Tim with son Jacob.
What is the most rewarding part of your job/career?
My job is work, it’s fun work but it’s still just work it’s not life. When I look back at it all so far it’s nothing short of incredible the opportunities I’ve been provided with. Regardless of all the opportunities that I have had and some of them people really will never get to experience, I truly mean this when I say the most rewarding thing for me is watching my son and daughter succeed at even the simplest things and knowing that I have a wife that supports me no matter what. My family is always there and never judges.
Is there anything we may have missed that you'd like to include?

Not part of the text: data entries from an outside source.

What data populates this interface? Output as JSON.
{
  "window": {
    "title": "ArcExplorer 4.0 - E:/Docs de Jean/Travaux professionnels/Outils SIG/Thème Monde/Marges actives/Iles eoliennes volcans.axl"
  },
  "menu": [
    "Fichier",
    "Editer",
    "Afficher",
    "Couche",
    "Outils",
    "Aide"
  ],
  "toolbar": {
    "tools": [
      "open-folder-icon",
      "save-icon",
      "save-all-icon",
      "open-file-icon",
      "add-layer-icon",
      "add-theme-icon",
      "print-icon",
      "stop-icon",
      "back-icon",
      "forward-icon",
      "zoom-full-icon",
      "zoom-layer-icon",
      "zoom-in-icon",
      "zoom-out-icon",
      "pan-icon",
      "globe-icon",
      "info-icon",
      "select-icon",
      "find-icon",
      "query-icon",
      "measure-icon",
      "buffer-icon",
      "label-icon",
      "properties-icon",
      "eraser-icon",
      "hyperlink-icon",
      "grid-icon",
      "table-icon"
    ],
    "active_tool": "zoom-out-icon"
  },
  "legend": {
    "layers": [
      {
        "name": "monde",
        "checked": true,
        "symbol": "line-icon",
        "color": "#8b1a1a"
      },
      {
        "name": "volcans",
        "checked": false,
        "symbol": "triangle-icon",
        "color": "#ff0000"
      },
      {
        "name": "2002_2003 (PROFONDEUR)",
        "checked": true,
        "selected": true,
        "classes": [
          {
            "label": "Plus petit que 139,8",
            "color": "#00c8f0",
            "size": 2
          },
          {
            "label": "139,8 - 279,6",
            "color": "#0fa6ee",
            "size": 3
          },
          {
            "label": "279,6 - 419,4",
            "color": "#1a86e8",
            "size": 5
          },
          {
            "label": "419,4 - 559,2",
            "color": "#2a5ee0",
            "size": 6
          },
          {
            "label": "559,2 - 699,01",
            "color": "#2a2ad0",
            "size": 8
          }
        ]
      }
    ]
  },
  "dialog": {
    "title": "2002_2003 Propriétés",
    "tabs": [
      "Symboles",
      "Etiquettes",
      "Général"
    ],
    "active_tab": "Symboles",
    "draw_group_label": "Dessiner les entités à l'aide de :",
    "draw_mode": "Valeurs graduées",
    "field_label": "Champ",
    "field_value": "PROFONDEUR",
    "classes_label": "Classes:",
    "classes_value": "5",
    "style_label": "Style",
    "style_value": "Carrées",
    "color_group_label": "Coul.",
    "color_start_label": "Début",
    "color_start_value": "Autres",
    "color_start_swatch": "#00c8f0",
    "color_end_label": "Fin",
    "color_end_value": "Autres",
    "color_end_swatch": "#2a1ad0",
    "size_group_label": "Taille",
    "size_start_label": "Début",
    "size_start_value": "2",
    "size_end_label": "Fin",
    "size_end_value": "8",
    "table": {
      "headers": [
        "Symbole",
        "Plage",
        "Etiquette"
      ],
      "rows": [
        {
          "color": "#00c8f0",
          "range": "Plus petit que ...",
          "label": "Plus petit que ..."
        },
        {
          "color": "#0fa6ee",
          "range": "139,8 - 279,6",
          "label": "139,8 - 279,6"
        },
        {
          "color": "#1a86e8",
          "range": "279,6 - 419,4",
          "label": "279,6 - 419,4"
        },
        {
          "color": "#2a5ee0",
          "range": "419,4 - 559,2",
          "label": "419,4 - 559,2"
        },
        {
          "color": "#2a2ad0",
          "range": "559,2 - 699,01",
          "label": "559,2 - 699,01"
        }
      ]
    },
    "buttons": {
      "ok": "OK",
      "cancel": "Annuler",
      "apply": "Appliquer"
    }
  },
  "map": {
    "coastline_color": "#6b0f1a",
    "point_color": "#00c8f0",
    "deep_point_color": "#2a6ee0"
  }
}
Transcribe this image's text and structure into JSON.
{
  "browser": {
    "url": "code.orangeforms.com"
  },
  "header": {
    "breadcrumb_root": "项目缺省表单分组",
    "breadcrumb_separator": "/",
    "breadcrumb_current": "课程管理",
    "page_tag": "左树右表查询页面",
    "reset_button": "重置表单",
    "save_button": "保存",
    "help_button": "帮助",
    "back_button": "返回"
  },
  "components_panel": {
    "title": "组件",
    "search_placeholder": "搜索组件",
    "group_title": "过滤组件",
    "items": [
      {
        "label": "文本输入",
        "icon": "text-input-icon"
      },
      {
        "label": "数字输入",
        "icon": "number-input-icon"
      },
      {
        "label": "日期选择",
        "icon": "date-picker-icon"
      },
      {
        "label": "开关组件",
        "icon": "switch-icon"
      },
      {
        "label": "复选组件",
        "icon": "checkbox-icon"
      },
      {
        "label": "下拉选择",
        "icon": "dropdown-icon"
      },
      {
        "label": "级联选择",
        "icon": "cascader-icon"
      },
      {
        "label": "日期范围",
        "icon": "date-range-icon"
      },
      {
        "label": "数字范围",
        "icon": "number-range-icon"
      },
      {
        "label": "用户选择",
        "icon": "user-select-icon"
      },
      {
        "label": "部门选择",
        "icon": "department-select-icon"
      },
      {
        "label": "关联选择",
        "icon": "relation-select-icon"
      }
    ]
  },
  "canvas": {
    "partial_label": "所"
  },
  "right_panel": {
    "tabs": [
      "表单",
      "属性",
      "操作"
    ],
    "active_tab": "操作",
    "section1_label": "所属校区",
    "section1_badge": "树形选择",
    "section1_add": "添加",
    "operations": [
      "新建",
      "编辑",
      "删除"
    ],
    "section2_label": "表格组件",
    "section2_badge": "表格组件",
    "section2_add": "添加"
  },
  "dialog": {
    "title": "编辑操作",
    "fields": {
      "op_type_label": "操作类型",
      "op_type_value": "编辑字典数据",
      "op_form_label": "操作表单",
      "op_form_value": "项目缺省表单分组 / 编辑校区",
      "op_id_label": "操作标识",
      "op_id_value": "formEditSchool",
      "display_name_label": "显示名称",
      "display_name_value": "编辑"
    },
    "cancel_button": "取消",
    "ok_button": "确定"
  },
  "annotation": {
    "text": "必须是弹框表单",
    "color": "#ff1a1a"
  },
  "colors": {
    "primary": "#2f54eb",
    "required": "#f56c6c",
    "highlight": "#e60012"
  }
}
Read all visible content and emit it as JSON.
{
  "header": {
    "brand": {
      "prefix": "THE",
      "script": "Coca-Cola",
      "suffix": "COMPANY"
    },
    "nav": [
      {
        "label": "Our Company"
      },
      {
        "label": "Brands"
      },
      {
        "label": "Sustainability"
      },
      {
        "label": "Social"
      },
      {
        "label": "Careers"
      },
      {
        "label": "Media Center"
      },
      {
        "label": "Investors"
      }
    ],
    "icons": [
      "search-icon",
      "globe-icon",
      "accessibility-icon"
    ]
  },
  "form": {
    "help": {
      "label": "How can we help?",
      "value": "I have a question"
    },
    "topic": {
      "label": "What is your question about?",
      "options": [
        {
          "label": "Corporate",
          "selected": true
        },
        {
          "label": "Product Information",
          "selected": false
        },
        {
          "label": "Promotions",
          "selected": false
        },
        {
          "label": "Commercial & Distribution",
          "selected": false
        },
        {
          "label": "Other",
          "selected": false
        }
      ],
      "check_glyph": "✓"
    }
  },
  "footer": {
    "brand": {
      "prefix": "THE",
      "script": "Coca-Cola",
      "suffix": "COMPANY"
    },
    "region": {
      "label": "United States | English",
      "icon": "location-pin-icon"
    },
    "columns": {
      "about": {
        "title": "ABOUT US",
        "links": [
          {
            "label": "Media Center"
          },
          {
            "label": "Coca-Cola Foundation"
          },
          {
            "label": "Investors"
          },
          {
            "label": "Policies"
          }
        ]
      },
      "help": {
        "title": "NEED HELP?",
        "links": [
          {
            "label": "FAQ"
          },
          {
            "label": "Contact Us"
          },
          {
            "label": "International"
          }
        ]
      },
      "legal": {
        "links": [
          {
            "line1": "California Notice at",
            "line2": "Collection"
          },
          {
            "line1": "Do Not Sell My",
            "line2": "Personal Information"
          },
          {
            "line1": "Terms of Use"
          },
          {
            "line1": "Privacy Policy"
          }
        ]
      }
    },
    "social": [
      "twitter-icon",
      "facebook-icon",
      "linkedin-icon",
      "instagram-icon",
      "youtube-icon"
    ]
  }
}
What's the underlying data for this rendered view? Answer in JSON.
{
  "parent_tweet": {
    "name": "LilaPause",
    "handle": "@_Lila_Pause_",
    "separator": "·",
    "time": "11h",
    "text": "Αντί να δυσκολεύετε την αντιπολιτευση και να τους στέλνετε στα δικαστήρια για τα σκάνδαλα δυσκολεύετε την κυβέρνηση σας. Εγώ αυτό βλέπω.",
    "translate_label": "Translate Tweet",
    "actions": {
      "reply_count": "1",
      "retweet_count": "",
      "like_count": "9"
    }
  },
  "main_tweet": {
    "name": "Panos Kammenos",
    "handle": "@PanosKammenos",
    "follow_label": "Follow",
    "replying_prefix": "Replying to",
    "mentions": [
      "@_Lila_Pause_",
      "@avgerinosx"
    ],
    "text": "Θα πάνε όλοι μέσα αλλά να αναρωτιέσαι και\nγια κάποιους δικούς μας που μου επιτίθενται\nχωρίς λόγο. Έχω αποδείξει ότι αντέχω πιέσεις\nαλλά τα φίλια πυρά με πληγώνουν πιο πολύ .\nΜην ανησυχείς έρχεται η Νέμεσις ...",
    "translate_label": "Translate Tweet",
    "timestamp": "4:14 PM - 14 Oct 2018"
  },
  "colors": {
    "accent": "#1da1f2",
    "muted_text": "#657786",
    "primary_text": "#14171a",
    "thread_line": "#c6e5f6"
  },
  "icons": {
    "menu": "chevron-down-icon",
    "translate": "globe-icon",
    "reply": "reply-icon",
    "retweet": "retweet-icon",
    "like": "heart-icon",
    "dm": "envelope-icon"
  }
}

Only I guess that when you hear about these companies that are “snowboarder” and “skateboarder” run and owned there is almost always someone pulling the strings somewhere else, it’s the nature of business management. I can honestly say that I run 100% of my company with NO outside interest or financing. Period. This deal is all me and I know at the end of the day when I succeed it was because of my efforts and the efforts of the people I choose to surround myself with. That to me means more than anything. I would rather fail a hundred times on my own than succeed by someone else’s hand. Oh and I had all the ideas for Star Wars...
Thanks for your time Tim - Good luck in 2013 and beyond!